▸ **RECORD EXCERPTS**:
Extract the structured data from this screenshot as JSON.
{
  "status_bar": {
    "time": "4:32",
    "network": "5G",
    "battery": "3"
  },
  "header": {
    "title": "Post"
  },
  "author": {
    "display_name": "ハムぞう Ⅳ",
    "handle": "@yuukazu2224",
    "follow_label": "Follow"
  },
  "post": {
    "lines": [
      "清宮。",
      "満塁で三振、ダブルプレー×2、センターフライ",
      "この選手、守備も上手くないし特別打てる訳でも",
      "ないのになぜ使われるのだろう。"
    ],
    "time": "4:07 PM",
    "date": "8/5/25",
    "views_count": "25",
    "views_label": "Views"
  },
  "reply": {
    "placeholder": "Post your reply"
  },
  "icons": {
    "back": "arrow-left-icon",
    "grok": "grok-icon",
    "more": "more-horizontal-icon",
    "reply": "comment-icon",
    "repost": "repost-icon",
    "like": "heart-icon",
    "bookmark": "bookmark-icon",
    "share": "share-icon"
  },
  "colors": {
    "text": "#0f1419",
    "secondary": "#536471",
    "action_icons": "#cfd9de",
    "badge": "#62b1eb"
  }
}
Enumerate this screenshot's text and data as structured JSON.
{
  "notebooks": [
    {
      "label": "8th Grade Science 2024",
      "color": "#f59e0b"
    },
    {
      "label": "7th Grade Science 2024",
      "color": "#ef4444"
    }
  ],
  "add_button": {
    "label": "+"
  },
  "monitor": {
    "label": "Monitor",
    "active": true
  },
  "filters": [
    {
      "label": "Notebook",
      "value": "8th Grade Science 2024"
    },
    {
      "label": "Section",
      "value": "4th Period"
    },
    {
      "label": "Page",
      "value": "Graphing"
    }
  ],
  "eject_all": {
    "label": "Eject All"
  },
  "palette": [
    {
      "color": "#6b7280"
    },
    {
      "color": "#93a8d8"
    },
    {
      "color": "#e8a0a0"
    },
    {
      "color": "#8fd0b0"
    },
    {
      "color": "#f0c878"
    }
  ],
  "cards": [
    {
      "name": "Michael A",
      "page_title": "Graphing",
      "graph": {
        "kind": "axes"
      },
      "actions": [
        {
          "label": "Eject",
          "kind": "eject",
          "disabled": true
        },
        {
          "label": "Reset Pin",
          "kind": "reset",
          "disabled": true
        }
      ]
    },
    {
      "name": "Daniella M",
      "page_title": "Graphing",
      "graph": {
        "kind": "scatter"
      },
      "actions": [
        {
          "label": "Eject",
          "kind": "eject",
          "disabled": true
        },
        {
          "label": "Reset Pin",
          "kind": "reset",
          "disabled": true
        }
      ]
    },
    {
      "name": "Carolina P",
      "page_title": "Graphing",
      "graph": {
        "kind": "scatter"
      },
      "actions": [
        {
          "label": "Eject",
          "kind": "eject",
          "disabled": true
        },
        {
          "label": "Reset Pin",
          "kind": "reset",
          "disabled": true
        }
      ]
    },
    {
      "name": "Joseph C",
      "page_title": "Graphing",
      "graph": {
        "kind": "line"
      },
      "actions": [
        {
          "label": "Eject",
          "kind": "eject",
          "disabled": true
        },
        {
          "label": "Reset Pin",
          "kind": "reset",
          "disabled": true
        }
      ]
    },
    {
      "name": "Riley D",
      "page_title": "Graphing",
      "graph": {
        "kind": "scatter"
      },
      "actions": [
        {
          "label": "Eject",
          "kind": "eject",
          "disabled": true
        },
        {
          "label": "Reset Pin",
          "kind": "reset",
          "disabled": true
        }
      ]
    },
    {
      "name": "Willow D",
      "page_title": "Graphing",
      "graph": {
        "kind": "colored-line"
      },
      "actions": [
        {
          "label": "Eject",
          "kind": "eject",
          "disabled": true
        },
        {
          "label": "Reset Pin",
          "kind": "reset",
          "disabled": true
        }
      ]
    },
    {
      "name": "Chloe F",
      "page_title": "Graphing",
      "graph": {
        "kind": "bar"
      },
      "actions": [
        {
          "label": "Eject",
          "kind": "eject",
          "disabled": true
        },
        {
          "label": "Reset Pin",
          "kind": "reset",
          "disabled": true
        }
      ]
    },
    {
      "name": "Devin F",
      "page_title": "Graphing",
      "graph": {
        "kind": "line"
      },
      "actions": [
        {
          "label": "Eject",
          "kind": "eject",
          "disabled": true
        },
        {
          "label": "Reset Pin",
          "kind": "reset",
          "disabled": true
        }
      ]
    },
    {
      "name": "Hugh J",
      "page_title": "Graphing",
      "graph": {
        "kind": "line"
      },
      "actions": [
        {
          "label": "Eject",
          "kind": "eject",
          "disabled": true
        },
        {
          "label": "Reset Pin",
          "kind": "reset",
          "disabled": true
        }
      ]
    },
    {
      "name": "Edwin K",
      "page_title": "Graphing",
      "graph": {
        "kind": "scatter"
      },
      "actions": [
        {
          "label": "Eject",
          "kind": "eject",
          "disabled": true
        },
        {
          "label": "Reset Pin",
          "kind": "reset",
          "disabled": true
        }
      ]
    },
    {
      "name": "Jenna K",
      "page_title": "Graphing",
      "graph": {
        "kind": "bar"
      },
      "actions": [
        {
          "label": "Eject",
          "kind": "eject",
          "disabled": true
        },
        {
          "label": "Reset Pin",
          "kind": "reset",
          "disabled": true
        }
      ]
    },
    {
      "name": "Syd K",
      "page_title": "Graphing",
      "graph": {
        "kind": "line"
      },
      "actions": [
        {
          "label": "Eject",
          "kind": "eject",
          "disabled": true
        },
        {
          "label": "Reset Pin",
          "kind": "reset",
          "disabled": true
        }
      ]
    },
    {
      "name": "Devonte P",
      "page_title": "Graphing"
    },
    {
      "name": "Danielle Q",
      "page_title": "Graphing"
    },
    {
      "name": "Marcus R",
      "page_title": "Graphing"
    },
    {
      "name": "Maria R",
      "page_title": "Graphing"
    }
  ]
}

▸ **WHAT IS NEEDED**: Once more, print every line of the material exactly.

▸ **EXPECTED OUTPUT**:
Extract the structured data from this screenshot as JSON.
{
  "status_bar": {
    "time": "4:32",
    "network": "5G",
    "battery": "3"
  },
  "header": {
    "title": "Post"
  },
  "author": {
    "display_name": "ハムぞう Ⅳ",
    "handle": "@yuukazu2224",
    "follow_label": "Follow"
  },
  "post": {
    "lines": [
      "清宮。",
      "満塁で三振、ダブルプレー×2、センターフライ",
      "この選手、守備も上手くないし特別打てる訳でも",
      "ないのになぜ使われるのだろう。"
    ],
    "time": "4:07 PM",
    "date": "8/5/25",
    "views_count": "25",
    "views_label": "Views"
  },
  "reply": {
    "placeholder": "Post your reply"
  },
  "icons": {
    "back": "arrow-left-icon",
    "grok": "grok-icon",
    "more": "more-horizontal-icon",
    "reply": "comment-icon",
    "repost": "repost-icon",
    "like": "heart-icon",
    "bookmark": "bookmark-icon",
    "share": "share-icon"
  },
  "colors": {
    "text": "#0f1419",
    "secondary": "#536471",
    "action_icons": "#cfd9de",
    "badge": "#62b1eb"
  }
}
Enumerate this screenshot's text and data as structured JSON.
{
  "notebooks": [
    {
      "label": "8th Grade Science 2024",
      "color": "#f59e0b"
    },
    {
      "label": "7th Grade Science 2024",
      "color": "#ef4444"
    }
  ],
  "add_button": {
    "label": "+"
  },
  "monitor": {
    "label": "Monitor",
    "active": true
  },
  "filters": [
    {
      "label": "Notebook",
      "value": "8th Grade Science 2024"
    },
    {
      "label": "Section",
      "value": "4th Period"
    },
    {
      "label": "Page",
      "value": "Graphing"
    }
  ],
  "eject_all": {
    "label": "Eject All"
  },
  "palette": [
    {
      "color": "#6b7280"
    },
    {
      "color": "#93a8d8"
    },
    {
      "color": "#e8a0a0"
    },
    {
      "color": "#8fd0b0"
    },
    {
      "color": "#f0c878"
    }
  ],
  "cards": [
    {
      "name": "Michael A",
      "page_title": "Graphing",
      "graph": {
        "kind": "axes"
      },
      "actions": [
        {
          "label": "Eject",
          "kind": "eject",
          "disabled": true
        },
        {
          "label": "Reset Pin",
          "kind": "reset",
          "disabled": true
        }
      ]
    },
    {
      "name": "Daniella M",
      "page_title": "Graphing",
      "graph": {
        "kind": "scatter"
      },
      "actions": [
        {
          "label": "Eject",
          "kind": "eject",
          "disabled": true
        },
        {
          "label": "Reset Pin",
          "kind": "reset",
          "disabled": true
        }
      ]
    },
    {
      "name": "Carolina P",
      "page_title": "Graphing",
      "graph": {
        "kind": "scatter"
      },
      "actions": [
        {
          "label": "Eject",
          "kind": "eject",
          "disabled": true
        },
        {
          "label": "Reset Pin",
          "kind": "reset",
          "disabled": true
        }
      ]
    },
    {
      "name": "Joseph C",
      "page_title": "Graphing",
      "graph": {
        "kind": "line"
      },
      "actions": [
        {
          "label": "Eject",
          "kind": "eject",
          "disabled": true
        },
        {
          "label": "Reset Pin",
          "kind": "reset",
          "disabled": true
        }
      ]
    },
    {
      "name": "Riley D",
      "page_title": "Graphing",
      "graph": {
        "kind": "scatter"
      },
      "actions": [
        {
          "label": "Eject",
          "kind": "eject",
          "disabled": true
        },
        {
          "label": "Reset Pin",
          "kind": "reset",
          "disabled": true
        }
      ]
    },
    {
      "name": "Willow D",
      "page_title": "Graphing",
      "graph": {
        "kind": "colored-line"
      },
      "actions": [
        {
          "label": "Eject",
          "kind": "eject",
          "disabled": true
        },
        {
          "label": "Reset Pin",
          "kind": "reset",
          "disabled": true
        }
      ]
    },
    {
      "name": "Chloe F",
      "page_title": "Graphing",
      "graph": {
        "kind": "bar"
      },
      "actions": [
        {
          "label": "Eject",
          "kind": "eject",
          "disabled": true
        },
        {
          "label": "Reset Pin",
          "kind": "reset",
          "disabled": true
        }
      ]
    },
    {
      "name": "Devin F",
      "page_title": "Graphing",
      "graph": {
        "kind": "line"
      },
      "actions": [
        {
          "label": "Eject",
          "kind": "eject",
          "disabled": true
        },
        {
          "label": "Reset Pin",
          "kind": "reset",
          "disabled": true
        }
      ]
    },
    {
      "name": "Hugh J",
      "page_title": "Graphing",
      "graph": {
        "kind": "line"
      },
      "actions": [
        {
          "label": "Eject",
          "kind": "eject",
          "disabled": true
        },
        {
          "label": "Reset Pin",
          "kind": "reset",
          "disabled": true
        }
      ]
    },
    {
      "name": "Edwin K",
      "page_title": "Graphing",
      "graph": {
        "kind": "scatter"
      },
      "actions": [
        {
          "label": "Eject",
          "kind": "eject",
          "disabled": true
        },
        {
          "label": "Reset Pin",
          "kind": "reset",
          "disabled": true
        }
      ]
    },
    {
      "name": "Jenna K",
      "page_title": "Graphing",
      "graph": {
        "kind": "bar"
      },
      "actions": [
        {
          "label": "Eject",
          "kind": "eject",
          "disabled": true
        },
        {
          "label": "Reset Pin",
          "kind": "reset",
          "disabled": true
        }
      ]
    },
    {
      "name": "Syd K",
      "page_title": "Graphing",
      "graph": {
        "kind": "line"
      },
      "actions": [
        {
          "label": "Eject",
          "kind": "eject",
          "disabled": true
        },
        {
          "label": "Reset Pin",
          "kind": "reset",
          "disabled": true
        }
      ]
    },
    {
      "name": "Devonte P",
      "page_title": "Graphing"
    },
    {
      "name": "Danielle Q",
      "page_title": "Graphing"
    },
    {
      "name": "Marcus R",
      "page_title": "Graphing"
    },
    {
      "name": "Maria R",
      "page_title": "Graphing"
    }
  ]
}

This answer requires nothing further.